While it’s interesting and useful to become informed about the detailed scientific evidence, it turns out that evidence of global warming is all around us and readily seen with our own eyes. On Before Our Eyes, I gather together images of the changing Earth that anyone can see, and that have been attributed directly to global climate change caused by us.
On Possible Futures, I gather together short articles on the best scientific projections of the likely consequences of the decisions we make with regard to global climate change. If we keep burning fossil fuels, what might happen to the sea level? To farm land? Which is likely to be more expensive, changing to carbon-neutral energy sources now, or adapting to the consequences of fossil fuel use later?
On Numbers for Pondering, I present groupings of numerical statistics related to global warming. In the tradition of “Harper’s Index,” each grouping is arranged to inspire thoughtful reflection about an aspect of the problem.
My Bibliography page provides direct links to the original scientific papers referenced on other pages of the site.
Finally, on my Take Action page, I provide resources and suggestions for acting to influence our leaders on the issue of global climate change. I am convinced it’s the most serious challenge our species faces – probably an existential challenge. It’s also a solvable challenge. In fact, technologies to address it exist now. They are even being built at the required scales, just not quickly enough. Meanwhile, some among us, including many of our leaders, continue to live in denial that we even have a problem. Surely, providing our children a livable planet must be our highest priority. We need to encourage our leaders to prioritize accordingly.

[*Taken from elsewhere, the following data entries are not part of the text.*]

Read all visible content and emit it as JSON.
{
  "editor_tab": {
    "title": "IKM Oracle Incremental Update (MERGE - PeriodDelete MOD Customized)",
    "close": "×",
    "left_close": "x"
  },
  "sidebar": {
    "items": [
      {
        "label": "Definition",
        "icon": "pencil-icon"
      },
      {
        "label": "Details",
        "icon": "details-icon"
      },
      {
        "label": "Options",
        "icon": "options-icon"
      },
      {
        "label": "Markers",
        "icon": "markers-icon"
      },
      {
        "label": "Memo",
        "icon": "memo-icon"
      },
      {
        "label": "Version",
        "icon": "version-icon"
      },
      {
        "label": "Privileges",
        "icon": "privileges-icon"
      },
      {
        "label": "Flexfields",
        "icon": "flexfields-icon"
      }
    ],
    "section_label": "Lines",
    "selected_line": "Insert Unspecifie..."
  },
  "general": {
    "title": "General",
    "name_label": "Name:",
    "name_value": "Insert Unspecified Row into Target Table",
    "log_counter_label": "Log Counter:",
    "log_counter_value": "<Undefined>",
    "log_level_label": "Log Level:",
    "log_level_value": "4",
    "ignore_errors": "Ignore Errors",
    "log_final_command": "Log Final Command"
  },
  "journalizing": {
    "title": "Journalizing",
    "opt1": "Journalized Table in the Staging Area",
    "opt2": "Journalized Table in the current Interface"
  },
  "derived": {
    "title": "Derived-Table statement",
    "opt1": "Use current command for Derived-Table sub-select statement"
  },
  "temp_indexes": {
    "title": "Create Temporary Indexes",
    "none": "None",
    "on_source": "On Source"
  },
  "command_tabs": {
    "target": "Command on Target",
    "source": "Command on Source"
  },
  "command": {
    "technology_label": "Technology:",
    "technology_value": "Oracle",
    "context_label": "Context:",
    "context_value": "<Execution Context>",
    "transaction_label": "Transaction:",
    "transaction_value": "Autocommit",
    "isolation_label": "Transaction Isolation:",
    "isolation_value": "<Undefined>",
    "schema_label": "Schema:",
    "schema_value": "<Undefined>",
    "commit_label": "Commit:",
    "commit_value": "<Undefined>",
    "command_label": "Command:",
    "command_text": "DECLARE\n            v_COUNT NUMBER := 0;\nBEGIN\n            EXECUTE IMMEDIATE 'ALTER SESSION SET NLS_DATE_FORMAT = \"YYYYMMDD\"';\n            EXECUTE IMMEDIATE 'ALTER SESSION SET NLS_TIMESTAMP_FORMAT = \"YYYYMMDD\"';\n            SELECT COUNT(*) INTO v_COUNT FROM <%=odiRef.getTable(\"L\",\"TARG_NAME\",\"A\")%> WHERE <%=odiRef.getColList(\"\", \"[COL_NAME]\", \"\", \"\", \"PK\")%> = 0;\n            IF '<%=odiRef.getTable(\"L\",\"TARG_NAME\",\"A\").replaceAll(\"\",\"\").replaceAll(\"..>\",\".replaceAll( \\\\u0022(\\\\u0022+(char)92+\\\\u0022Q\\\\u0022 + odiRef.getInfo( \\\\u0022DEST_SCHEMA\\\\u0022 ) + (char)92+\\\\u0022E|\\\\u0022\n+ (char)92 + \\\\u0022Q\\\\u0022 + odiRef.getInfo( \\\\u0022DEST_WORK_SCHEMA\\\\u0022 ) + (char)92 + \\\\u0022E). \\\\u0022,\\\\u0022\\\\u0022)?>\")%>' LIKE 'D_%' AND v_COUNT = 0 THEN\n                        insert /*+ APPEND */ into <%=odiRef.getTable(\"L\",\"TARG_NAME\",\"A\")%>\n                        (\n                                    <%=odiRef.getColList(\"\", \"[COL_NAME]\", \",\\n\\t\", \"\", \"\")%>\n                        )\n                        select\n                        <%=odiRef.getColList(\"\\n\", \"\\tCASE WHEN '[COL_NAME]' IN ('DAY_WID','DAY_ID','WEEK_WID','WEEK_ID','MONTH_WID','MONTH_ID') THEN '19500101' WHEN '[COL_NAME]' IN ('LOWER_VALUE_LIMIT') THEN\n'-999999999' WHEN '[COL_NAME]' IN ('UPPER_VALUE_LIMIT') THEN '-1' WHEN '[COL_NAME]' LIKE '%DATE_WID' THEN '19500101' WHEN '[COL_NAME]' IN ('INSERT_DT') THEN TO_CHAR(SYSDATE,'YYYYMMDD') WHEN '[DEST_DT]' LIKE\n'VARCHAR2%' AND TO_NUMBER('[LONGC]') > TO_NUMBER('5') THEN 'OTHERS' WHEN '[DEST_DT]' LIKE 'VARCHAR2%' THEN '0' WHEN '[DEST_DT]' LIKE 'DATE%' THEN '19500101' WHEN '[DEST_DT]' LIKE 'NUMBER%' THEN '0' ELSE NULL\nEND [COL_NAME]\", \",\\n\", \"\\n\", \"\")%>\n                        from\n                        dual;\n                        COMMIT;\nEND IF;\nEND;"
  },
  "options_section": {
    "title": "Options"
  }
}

Will the frog rescue itself? The time to do so is now. The rescue will never be easier or less costly than it is at this moment, and every moment, year, and certainly decade we wait will make the rescue increasingly difficult, expensive, and risky.
Please join me on a journey of learning and action.